While a curved and angled section may seem vastly different, they are actually handled in the same way. Many folks think that curved areas require curved fence panels. Unfortunately, curved fence panels are very difficult to make properly and deform the punches in the rail. Luckily, there is a way to follow curvatures and angles by use of an angle bracket.
The standard iron fence bracket fits the horizontal fence panel railing snugly. The angled bracket is fluted at the rear and allows for an 18 degree deviation off 90 degrees. If you need more than an 18 degree angle or deviation, you can modify the angle bracket by grinding back one side and drilling a hole in top to secure the rail to the bracket and shown below.

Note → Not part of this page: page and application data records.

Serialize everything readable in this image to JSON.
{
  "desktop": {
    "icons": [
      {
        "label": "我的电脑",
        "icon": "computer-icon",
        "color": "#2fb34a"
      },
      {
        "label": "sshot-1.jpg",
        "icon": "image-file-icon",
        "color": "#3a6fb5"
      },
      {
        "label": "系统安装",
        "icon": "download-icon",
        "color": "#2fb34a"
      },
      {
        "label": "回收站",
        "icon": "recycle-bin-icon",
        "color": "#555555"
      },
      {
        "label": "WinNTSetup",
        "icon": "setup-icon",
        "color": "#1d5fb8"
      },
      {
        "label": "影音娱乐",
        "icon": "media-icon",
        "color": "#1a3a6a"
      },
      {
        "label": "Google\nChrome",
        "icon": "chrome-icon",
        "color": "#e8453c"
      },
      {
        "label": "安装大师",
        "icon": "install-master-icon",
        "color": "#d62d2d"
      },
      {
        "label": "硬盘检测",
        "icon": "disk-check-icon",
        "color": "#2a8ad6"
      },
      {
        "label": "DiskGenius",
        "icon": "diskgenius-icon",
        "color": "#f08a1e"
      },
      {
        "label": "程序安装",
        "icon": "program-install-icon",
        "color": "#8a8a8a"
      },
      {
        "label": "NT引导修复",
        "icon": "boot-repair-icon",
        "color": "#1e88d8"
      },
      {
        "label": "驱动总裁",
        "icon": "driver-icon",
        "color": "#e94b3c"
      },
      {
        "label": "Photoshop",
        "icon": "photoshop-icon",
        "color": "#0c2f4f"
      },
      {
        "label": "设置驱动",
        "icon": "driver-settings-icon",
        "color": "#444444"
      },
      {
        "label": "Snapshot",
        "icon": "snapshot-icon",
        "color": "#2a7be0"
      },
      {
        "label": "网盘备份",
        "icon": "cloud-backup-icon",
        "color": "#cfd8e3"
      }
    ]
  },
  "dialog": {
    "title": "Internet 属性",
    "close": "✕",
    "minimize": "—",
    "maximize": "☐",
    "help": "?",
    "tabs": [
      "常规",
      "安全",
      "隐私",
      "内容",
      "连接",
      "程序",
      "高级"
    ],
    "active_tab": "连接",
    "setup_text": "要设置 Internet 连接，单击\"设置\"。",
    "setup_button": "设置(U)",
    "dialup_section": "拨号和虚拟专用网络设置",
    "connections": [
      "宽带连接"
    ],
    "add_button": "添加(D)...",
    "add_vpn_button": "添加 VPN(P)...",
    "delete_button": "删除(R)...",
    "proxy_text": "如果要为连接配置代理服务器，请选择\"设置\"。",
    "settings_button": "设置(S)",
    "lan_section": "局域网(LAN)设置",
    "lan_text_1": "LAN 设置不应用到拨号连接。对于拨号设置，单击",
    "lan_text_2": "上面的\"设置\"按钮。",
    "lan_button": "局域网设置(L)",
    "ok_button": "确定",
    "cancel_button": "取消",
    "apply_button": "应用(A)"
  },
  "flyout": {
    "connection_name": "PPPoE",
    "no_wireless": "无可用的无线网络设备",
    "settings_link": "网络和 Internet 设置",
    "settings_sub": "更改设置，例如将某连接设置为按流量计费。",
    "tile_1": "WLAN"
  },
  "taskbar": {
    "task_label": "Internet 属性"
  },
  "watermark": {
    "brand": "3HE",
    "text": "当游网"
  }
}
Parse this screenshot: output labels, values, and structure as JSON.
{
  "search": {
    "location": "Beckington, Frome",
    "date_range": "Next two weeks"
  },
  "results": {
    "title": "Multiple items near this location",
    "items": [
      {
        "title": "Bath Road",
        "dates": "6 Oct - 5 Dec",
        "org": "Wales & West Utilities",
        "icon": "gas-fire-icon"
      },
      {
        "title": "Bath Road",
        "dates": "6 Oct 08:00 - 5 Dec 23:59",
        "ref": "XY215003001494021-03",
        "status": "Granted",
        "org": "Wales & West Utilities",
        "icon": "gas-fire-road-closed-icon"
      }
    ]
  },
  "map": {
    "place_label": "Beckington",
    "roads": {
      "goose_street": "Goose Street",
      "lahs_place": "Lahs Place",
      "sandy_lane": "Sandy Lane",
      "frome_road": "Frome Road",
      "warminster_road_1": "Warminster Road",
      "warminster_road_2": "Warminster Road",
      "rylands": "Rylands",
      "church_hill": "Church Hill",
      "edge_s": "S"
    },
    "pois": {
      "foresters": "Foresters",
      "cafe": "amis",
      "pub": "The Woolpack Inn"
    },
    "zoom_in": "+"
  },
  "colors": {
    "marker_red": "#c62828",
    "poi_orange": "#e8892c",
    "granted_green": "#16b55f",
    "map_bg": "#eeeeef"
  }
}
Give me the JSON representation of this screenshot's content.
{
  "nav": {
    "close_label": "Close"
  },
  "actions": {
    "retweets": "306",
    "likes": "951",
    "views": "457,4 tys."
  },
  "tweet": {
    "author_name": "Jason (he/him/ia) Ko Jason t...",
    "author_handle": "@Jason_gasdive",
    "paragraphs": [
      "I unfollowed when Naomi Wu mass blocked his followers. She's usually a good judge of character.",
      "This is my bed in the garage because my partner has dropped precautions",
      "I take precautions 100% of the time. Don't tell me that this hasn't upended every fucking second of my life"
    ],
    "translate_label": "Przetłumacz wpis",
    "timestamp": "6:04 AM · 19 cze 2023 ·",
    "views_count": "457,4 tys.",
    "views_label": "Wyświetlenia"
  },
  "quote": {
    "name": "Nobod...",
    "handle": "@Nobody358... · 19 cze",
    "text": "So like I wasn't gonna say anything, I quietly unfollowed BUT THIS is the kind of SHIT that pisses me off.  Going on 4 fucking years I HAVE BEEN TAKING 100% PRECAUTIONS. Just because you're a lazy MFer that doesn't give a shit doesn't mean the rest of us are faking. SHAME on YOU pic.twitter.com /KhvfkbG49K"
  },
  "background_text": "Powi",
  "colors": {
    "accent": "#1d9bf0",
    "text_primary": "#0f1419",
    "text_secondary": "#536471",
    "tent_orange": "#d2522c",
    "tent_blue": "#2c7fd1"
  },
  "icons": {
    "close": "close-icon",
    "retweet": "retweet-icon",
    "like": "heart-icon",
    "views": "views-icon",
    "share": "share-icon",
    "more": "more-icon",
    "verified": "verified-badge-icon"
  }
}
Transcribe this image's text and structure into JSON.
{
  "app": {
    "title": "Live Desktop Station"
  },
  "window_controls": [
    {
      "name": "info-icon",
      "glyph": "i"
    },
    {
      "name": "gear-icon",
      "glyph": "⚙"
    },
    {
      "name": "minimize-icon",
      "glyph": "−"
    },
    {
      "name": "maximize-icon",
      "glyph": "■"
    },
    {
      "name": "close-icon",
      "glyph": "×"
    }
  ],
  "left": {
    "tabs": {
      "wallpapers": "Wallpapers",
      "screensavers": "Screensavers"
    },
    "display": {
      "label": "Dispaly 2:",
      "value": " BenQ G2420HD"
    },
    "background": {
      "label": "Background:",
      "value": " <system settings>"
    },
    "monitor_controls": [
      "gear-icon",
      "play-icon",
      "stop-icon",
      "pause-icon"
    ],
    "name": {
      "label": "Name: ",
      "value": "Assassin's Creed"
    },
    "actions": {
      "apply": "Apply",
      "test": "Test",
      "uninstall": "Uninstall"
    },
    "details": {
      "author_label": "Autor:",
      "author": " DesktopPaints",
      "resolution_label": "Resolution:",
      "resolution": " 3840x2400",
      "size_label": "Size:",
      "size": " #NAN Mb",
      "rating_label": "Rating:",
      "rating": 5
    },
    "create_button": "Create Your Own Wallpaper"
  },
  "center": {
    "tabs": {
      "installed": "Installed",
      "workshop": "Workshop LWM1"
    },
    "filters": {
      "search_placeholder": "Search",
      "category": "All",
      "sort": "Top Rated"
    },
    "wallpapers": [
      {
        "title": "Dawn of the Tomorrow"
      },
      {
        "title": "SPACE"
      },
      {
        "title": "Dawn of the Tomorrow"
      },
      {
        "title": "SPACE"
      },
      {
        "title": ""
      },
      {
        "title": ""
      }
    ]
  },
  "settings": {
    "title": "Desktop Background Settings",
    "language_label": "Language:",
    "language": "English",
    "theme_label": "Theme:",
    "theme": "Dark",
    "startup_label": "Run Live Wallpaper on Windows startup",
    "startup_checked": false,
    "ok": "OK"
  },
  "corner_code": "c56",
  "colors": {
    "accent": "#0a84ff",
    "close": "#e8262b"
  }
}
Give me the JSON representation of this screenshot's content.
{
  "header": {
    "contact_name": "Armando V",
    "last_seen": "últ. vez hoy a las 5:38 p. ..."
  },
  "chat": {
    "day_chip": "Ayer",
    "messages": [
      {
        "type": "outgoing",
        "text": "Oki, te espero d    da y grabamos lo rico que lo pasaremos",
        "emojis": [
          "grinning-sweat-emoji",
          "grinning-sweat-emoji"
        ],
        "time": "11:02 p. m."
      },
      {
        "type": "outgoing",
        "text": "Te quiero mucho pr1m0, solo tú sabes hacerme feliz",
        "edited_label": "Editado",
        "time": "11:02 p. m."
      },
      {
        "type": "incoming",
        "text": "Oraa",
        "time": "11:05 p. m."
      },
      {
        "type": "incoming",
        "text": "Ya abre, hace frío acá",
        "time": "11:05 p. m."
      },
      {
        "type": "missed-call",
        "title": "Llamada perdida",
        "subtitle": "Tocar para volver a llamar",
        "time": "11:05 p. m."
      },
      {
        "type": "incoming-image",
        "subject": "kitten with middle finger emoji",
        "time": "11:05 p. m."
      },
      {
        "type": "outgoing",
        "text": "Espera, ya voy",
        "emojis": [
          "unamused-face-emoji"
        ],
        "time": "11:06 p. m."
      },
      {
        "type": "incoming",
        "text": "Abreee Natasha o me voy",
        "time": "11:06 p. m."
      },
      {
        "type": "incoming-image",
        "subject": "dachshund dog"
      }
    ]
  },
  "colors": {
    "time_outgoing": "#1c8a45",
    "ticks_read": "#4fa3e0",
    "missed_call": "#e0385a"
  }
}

So how exactly do you install a straight iron fence along a curved area, radius or angle? you will essentially ‘walk’ the panel in straight sections around the curve angling them as you go. If you look at the picture below, you can see the desired curvature for the fence extension and how we would ‘walk’ the panels along the curve with straight sections of fence.
The easiest way I can think to explain this is to think about how a hexagonal stop sign essentially makes a circle with square corners.
Depending on how long the curve or angle is, you may need to trim some of your panels to a shorter width. For instance, if you have a short 16 ft area with a tight curve, you may need to trim your panels down to 4ft wide and employ more posts and angle brackets. It depends on the exact line you are trying to follow.
One way to ‘test’ it out without buying the fence is to use cut sections of lumber. Start with a full 8ft wide iron fence panel width. Can you lay 8ft long pieces of lumber in the grass and follow the curve? If not, try cutting some lumber to 6ft or 4ft wide sections to see the best way to ‘walk’ the curve with the fence panels. If in doubt, its better to pull away from the curve some rather than trimming panels too narrow with a bunch of posts which will pull your eye to that section and may not look as you hoped. Digging post holes super close to each other can be difficult too.
Here are a couple examples of our Stronghold Iron fence angled and curved around non-standard sections so you can see how the angle brackets and fence look:
If you have any questions on how to tackle a radius, curved or angled section in your project; give us a call or shoot us an email and we would be happy to help guide you along the way!